United States Department of Labor
Office of Compliance Initiatives
To whom it may concern,
We at the Centro Comunitario de Trabajadores (CCT), a not for profit organization based out of New Bedford, Massachusetts (MA) that seeks to improve working conditions through organizing and community building, and Justice at Work, a Boston based not for profit organization that provides technical and legal support to worker centers and their members in low-paying jobs, write to express concerns regarding the lack of enforcement of the FFCRA and requesting that you clarify the new law and perform outreach in order to meet the law's critical purpose. New Bedford is a historic fishing port on the East Coast.

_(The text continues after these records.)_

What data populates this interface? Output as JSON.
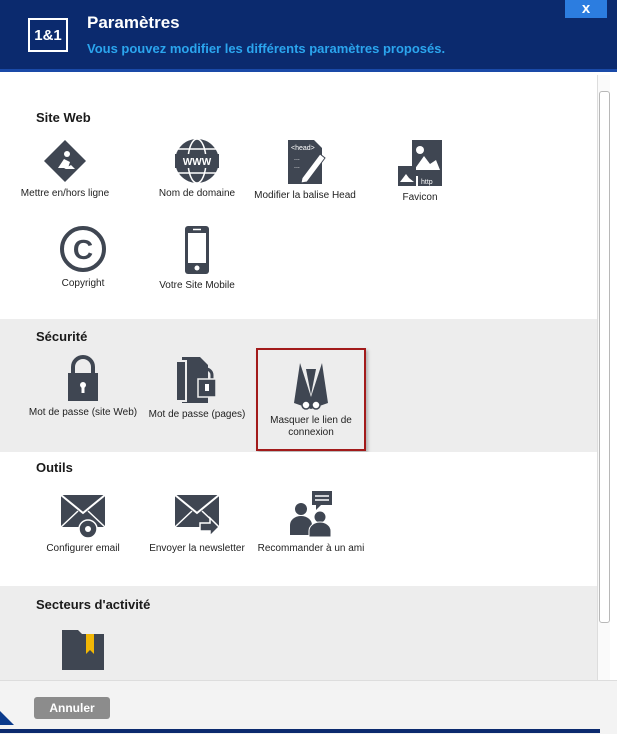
{
  "header": {
    "logo": "1&1",
    "title": "Paramètres",
    "subtitle": "Vous pouvez modifier les différents paramètres proposés.",
    "close": "x"
  },
  "sections": {
    "site_web": {
      "title": "Site Web",
      "items": [
        {
          "label": "Mettre en/hors ligne",
          "icon": "construction-sign-icon"
        },
        {
          "label": "Nom de domaine",
          "icon": "globe-www-icon"
        },
        {
          "label": "Modifier la balise Head",
          "icon": "code-edit-icon"
        },
        {
          "label": "Favicon",
          "icon": "image-http-icon"
        },
        {
          "label": "Copyright",
          "icon": "copyright-icon"
        },
        {
          "label": "Votre Site Mobile",
          "icon": "mobile-phone-icon"
        }
      ]
    },
    "securite": {
      "title": "Sécurité",
      "items": [
        {
          "label": "Mot de passe (site Web)",
          "icon": "padlock-icon"
        },
        {
          "label": "Mot de passe (pages)",
          "icon": "pages-lock-icon"
        },
        {
          "label": "Masquer le lien de connexion",
          "icon": "spy-icon"
        }
      ]
    },
    "outils": {
      "title": "Outils",
      "items": [
        {
          "label": "Configurer email",
          "icon": "mail-gear-icon"
        },
        {
          "label": "Envoyer la newsletter",
          "icon": "mail-send-icon"
        },
        {
          "label": "Recommander à un ami",
          "icon": "recommend-icon"
        }
      ]
    },
    "secteurs": {
      "title": "Secteurs d'activité",
      "items": [
        {
          "label": "",
          "icon": "folder-bookmark-icon"
        }
      ]
    }
  },
  "footer": {
    "cancel": "Annuler"
  },
  "colors": {
    "header": "#0b2a6e",
    "accent": "#2ba5ee",
    "highlight_border": "#a21a1a",
    "icon": "#3f4652",
    "bookmark": "#f2b705"
  }
}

While much has changed since the first efforts were made in New Bedford to garner the ocean's bounty hundreds of years ago, one thing has remained unchanged: the pride and determination of the seafood worker. We are writing on behalf of those workers, considered "essential" workers by the Governor of the Commonwealth, and struggling with children home from school and daycare, and a workplace that may expose them and their loved ones to sickness.
We thank you for the opportunity to provide our perspective with respect to how USDOL will provide employers and employees compliance assistance materials and outreach strategies for the FFCRA. We acknowledge the efforts being made to support workers during this difficult and unprecedented time, but as we are made aware on a daily basis by our worker center partners, who are still reporting to work, employers are not fulfilling their obligations under the law. Our members in New Bedford, MA are predominantly temporary workers employed by staffing agencies. The staffing agencies provide temporary laborers to fish processing plants ("host companies"). The staffing agencies claim to employ 500+ employees and are telling workers they are therefore exempt under the FFCRA. However, we are also seeing that the host fish processing plants are not providing the full benefits required by the FFCRA despite having fewer than 500 employees.
We gather from workers that the host companies argue that because the staffing company does not provide the benefits due to their size, that they too are exempt. We understand, based on the Families First Coronavirus: Questions and Answers (fn. 1) , that host companies are not exempt from the leave and benefit provisions of the FFCRA. Question 2 of the FAQs addresses the issue of the 500-employee threshold and requires that employers "include employees on leave; temporary employees who are jointly employed by you and another employer (regardless of whether the jointly-employed employees are maintained on only your or another employer's payroll); and day laborers supplied by a temporary agency (regardless of whether you are the temporary agency or the client firm if there is a continuing employment relationship) (emphasis added)."
Additionally, in discussing which employees are eligible for sick leave and expanded medical and family leave, the DOL FAQ states that "[b]oth of these new provisions use the employee definition (fn. 2) as provided by the Fair Labor Standards Act, thus all of your U.S. (including Territorial) employees who meet this definition are eligible including full-time and part-time employees, and 'joint employees' working on your site temporarily and/or through a temp agency."
While some staffing agencies may be exempt due to employee numerosity, the host companies generally are not. However, in determining the number of employees a staffing agency has, we request that DOL require that the employer provide evidence (payroll information, etc.) to DOL to substantiate their exempt status. Many workers in staffing agencies are left in the dark regarding their employer's status as exempt, and requiring proof to substantiate exempt status would alleviate confusion among the workforce and would discourage arbitrary designation as exempt on the part of the staffing agencies.
Additionally, due to the nature of the work and the level of control and supervision that many host companies exercise over temp employees, they are "joint employers" as outlined in the Fair Labor Standards Act ("FLSA") and the Family and Medical Leave Act ("FMLA") and applicable regulations. These host companies are employers and, we assume, are not exempt from the sick leave and family leave benefits that must be provided to their employees under the FFCRA.
Please issue guidance that will clarify that a host company that is not exempt, if qualifying as a joint employer with an otherwise exempt staffing agency, must provide paid leave in accordance with the FFCRA to all of its workers, including those placed by the temp agency.
We further suggest that the instructions to IRS form 7200 (fn. 3) warrant the above conclusion regarding joint employment status, as the form explicitly states that common law employers are eligible for advanced payment for qualified sick and family leave wages.
Thank you for your time and attention to this important matter.